*** Data for this task ***
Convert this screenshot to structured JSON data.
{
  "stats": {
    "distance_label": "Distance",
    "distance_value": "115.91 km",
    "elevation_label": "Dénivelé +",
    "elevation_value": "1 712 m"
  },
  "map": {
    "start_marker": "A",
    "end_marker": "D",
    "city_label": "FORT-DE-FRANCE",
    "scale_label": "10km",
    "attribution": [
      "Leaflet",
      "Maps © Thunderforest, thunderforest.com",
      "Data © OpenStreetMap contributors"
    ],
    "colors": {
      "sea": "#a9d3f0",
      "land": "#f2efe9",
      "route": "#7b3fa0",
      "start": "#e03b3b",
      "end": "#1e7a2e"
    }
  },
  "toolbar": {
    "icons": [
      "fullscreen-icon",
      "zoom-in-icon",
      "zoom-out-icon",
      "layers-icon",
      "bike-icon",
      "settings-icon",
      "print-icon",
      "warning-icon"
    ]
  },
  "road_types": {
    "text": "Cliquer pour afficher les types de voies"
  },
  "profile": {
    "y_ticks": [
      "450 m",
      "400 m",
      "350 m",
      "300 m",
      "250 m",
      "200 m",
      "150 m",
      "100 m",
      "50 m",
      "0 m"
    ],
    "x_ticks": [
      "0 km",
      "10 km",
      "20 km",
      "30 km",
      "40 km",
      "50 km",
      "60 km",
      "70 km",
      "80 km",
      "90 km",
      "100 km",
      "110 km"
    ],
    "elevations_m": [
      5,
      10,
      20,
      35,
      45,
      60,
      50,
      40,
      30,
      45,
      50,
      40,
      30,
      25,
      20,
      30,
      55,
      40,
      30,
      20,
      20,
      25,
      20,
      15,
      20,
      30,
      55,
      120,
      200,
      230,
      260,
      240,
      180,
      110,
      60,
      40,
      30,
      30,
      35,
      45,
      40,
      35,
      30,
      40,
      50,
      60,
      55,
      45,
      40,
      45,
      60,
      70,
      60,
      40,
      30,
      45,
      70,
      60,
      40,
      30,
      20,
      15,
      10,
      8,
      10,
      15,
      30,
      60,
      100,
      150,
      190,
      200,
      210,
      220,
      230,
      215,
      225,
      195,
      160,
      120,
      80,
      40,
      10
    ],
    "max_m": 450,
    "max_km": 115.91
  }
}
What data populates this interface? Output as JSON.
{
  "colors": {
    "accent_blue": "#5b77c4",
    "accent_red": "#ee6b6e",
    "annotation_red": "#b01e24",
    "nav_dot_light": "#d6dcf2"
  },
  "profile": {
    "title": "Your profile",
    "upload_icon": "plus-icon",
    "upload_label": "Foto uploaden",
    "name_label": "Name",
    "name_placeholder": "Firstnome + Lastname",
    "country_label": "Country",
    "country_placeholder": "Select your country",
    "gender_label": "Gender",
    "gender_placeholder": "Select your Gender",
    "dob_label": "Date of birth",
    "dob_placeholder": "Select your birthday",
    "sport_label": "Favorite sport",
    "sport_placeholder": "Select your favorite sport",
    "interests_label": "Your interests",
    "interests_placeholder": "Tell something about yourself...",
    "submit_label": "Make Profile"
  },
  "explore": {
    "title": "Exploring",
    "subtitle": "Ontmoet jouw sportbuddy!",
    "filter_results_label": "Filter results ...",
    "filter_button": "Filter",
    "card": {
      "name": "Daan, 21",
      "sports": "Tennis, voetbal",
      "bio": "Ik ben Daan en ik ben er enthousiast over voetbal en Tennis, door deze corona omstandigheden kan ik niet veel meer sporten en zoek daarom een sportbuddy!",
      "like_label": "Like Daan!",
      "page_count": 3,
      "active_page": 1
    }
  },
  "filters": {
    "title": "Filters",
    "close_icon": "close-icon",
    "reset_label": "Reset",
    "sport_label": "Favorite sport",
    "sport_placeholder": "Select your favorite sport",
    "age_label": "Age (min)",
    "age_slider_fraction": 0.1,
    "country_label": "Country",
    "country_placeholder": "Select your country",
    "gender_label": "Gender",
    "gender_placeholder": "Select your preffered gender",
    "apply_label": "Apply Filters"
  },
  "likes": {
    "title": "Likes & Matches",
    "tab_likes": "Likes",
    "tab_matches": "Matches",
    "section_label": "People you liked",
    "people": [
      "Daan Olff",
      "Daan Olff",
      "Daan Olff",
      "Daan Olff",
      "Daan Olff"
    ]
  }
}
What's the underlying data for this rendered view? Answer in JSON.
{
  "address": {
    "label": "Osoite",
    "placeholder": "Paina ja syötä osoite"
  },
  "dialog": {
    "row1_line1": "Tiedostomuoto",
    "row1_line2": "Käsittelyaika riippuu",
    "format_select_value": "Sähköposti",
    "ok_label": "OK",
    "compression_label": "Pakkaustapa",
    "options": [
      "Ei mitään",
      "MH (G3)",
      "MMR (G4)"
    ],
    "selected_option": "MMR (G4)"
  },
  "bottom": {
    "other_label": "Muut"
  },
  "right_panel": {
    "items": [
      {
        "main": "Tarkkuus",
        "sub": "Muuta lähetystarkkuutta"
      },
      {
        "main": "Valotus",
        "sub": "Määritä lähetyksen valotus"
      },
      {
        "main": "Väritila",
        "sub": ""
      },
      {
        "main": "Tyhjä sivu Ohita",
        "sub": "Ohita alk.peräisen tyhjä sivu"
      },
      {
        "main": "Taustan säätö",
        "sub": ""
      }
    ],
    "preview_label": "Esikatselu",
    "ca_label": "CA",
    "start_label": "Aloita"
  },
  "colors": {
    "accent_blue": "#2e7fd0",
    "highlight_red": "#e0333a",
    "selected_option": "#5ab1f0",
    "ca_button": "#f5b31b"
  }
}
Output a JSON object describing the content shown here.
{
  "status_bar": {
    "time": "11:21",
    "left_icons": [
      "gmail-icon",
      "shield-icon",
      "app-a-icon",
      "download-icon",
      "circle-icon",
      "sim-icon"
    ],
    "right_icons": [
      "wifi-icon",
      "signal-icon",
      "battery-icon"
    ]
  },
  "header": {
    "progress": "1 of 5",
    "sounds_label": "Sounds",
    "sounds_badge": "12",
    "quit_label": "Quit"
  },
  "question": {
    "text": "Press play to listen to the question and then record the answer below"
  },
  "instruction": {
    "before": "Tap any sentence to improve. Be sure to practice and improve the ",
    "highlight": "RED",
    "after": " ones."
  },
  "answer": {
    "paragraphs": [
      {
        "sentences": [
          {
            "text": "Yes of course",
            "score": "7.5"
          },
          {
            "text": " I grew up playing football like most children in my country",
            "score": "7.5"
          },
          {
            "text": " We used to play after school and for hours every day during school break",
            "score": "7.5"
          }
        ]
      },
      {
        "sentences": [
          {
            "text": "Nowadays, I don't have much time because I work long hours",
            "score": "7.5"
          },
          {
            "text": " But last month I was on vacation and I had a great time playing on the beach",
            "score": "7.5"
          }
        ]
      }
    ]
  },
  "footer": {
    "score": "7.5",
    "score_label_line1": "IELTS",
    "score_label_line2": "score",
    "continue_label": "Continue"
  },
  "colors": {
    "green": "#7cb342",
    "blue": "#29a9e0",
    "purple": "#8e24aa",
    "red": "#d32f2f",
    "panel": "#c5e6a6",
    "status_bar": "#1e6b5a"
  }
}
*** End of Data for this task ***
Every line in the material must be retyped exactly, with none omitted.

Convert this screenshot to structured JSON data.
{
  "stats": {
    "distance_label": "Distance",
    "distance_value": "115.91 km",
    "elevation_label": "Dénivelé +",
    "elevation_value": "1 712 m"
  },
  "map": {
    "start_marker": "A",
    "end_marker": "D",
    "city_label": "FORT-DE-FRANCE",
    "scale_label": "10km",
    "attribution": [
      "Leaflet",
      "Maps © Thunderforest, thunderforest.com",
      "Data © OpenStreetMap contributors"
    ],
    "colors": {
      "sea": "#a9d3f0",
      "land": "#f2efe9",
      "route": "#7b3fa0",
      "start": "#e03b3b",
      "end": "#1e7a2e"
    }
  },
  "toolbar": {
    "icons": [
      "fullscreen-icon",
      "zoom-in-icon",
      "zoom-out-icon",
      "layers-icon",
      "bike-icon",
      "settings-icon",
      "print-icon",
      "warning-icon"
    ]
  },
  "road_types": {
    "text": "Cliquer pour afficher les types de voies"
  },
  "profile": {
    "y_ticks": [
      "450 m",
      "400 m",
      "350 m",
      "300 m",
      "250 m",
      "200 m",
      "150 m",
      "100 m",
      "50 m",
      "0 m"
    ],
    "x_ticks": [
      "0 km",
      "10 km",
      "20 km",
      "30 km",
      "40 km",
      "50 km",
      "60 km",
      "70 km",
      "80 km",
      "90 km",
      "100 km",
      "110 km"
    ],
    "elevations_m": [
      5,
      10,
      20,
      35,
      45,
      60,
      50,
      40,
      30,
      45,
      50,
      40,
      30,
      25,
      20,
      30,
      55,
      40,
      30,
      20,
      20,
      25,
      20,
      15,
      20,
      30,
      55,
      120,
      200,
      230,
      260,
      240,
      180,
      110,
      60,
      40,
      30,
      30,
      35,
      45,
      40,
      35,
      30,
      40,
      50,
      60,
      55,
      45,
      40,
      45,
      60,
      70,
      60,
      40,
      30,
      45,
      70,
      60,
      40,
      30,
      20,
      15,
      10,
      8,
      10,
      15,
      30,
      60,
      100,
      150,
      190,
      200,
      210,
      220,
      230,
      215,
      225,
      195,
      160,
      120,
      80,
      40,
      10
    ],
    "max_m": 450,
    "max_km": 115.91
  }
}
What data populates this interface? Output as JSON.
{
  "colors": {
    "accent_blue": "#5b77c4",
    "accent_red": "#ee6b6e",
    "annotation_red": "#b01e24",
    "nav_dot_light": "#d6dcf2"
  },
  "profile": {
    "title": "Your profile",
    "upload_icon": "plus-icon",
    "upload_label": "Foto uploaden",
    "name_label": "Name",
    "name_placeholder": "Firstnome + Lastname",
    "country_label": "Country",
    "country_placeholder": "Select your country",
    "gender_label": "Gender",
    "gender_placeholder": "Select your Gender",
    "dob_label": "Date of birth",
    "dob_placeholder": "Select your birthday",
    "sport_label": "Favorite sport",
    "sport_placeholder": "Select your favorite sport",
    "interests_label": "Your interests",
    "interests_placeholder": "Tell something about yourself...",
    "submit_label": "Make Profile"
  },
  "explore": {
    "title": "Exploring",
    "subtitle": "Ontmoet jouw sportbuddy!",
    "filter_results_label": "Filter results ...",
    "filter_button": "Filter",
    "card": {
      "name": "Daan, 21",
      "sports": "Tennis, voetbal",
      "bio": "Ik ben Daan en ik ben er enthousiast over voetbal en Tennis, door deze corona omstandigheden kan ik niet veel meer sporten en zoek daarom een sportbuddy!",
      "like_label": "Like Daan!",
      "page_count": 3,
      "active_page": 1
    }
  },
  "filters": {
    "title": "Filters",
    "close_icon": "close-icon",
    "reset_label": "Reset",
    "sport_label": "Favorite sport",
    "sport_placeholder": "Select your favorite sport",
    "age_label": "Age (min)",
    "age_slider_fraction": 0.1,
    "country_label": "Country",
    "country_placeholder": "Select your country",
    "gender_label": "Gender",
    "gender_placeholder": "Select your preffered gender",
    "apply_label": "Apply Filters"
  },
  "likes": {
    "title": "Likes & Matches",
    "tab_likes": "Likes",
    "tab_matches": "Matches",
    "section_label": "People you liked",
    "people": [
      "Daan Olff",
      "Daan Olff",
      "Daan Olff",
      "Daan Olff",
      "Daan Olff"
    ]
  }
}
What's the underlying data for this rendered view? Answer in JSON.
{
  "address": {
    "label": "Osoite",
    "placeholder": "Paina ja syötä osoite"
  },
  "dialog": {
    "row1_line1": "Tiedostomuoto",
    "row1_line2": "Käsittelyaika riippuu",
    "format_select_value": "Sähköposti",
    "ok_label": "OK",
    "compression_label": "Pakkaustapa",
    "options": [
      "Ei mitään",
      "MH (G3)",
      "MMR (G4)"
    ],
    "selected_option": "MMR (G4)"
  },
  "bottom": {
    "other_label": "Muut"
  },
  "right_panel": {
    "items": [
      {
        "main": "Tarkkuus",
        "sub": "Muuta lähetystarkkuutta"
      },
      {
        "main": "Valotus",
        "sub": "Määritä lähetyksen valotus"
      },
      {
        "main": "Väritila",
        "sub": ""
      },
      {
        "main": "Tyhjä sivu Ohita",
        "sub": "Ohita alk.peräisen tyhjä sivu"
      },
      {
        "main": "Taustan säätö",
        "sub": ""
      }
    ],
    "preview_label": "Esikatselu",
    "ca_label": "CA",
    "start_label": "Aloita"
  },
  "colors": {
    "accent_blue": "#2e7fd0",
    "highlight_red": "#e0333a",
    "selected_option": "#5ab1f0",
    "ca_button": "#f5b31b"
  }
}
Output a JSON object describing the content shown here.
{
  "status_bar": {
    "time": "11:21",
    "left_icons": [
      "gmail-icon",
      "shield-icon",
      "app-a-icon",
      "download-icon",
      "circle-icon",
      "sim-icon"
    ],
    "right_icons": [
      "wifi-icon",
      "signal-icon",
      "battery-icon"
    ]
  },
  "header": {
    "progress": "1 of 5",
    "sounds_label": "Sounds",
    "sounds_badge": "12",
    "quit_label": "Quit"
  },
  "question": {
    "text": "Press play to listen to the question and then record the answer below"
  },
  "instruction": {
    "before": "Tap any sentence to improve. Be sure to practice and improve the ",
    "highlight": "RED",
    "after": " ones."
  },
  "answer": {
    "paragraphs": [
      {
        "sentences": [
          {
            "text": "Yes of course",
            "score": "7.5"
          },
          {
            "text": " I grew up playing football like most children in my country",
            "score": "7.5"
          },
          {
            "text": " We used to play after school and for hours every day during school break",
            "score": "7.5"
          }
        ]
      },
      {
        "sentences": [
          {
            "text": "Nowadays, I don't have much time because I work long hours",
            "score": "7.5"
          },
          {
            "text": " But last month I was on vacation and I had a great time playing on the beach",
            "score": "7.5"
          }
        ]
      }
    ]
  },
  "footer": {
    "score": "7.5",
    "score_label_line1": "IELTS",
    "score_label_line2": "score",
    "continue_label": "Continue"
  },
  "colors": {
    "green": "#7cb342",
    "blue": "#29a9e0",
    "purple": "#8e24aa",
    "red": "#d32f2f",
    "panel": "#c5e6a6",
    "status_bar": "#1e6b5a"
  }
}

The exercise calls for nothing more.